Born in Poland, Henri Hayden trained in Warsaw, then in 1907 went to Paris for a year, but stayed. Cezanne and Cubism were influences - but from 1922 he rejected this aesthetic and developed a more figurative manner, especially in landscape painting, which proved immensely successful. As he was Jewish, he was forced into hiding in the South of France during the German occupation.
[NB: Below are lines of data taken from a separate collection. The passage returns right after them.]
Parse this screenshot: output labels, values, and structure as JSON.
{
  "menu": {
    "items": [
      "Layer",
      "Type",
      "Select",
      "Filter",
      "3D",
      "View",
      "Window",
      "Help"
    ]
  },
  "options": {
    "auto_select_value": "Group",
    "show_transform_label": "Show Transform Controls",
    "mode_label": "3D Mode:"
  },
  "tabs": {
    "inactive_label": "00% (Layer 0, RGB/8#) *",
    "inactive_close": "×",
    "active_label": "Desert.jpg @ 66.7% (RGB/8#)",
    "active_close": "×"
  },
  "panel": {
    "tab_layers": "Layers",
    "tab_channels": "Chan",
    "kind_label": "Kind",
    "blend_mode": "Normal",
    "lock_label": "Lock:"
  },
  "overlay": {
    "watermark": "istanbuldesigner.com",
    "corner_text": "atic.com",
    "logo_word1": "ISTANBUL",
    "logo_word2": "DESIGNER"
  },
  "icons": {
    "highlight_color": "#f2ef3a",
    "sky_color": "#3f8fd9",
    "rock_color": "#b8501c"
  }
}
By 1950 there were signs of a return to a sub-cubist mannerism in his work, and as a result the landscapes and still lifes of his last 20 years became both more simplified and more definitely composed than the previous period.
There are three prints by this artist in the collection.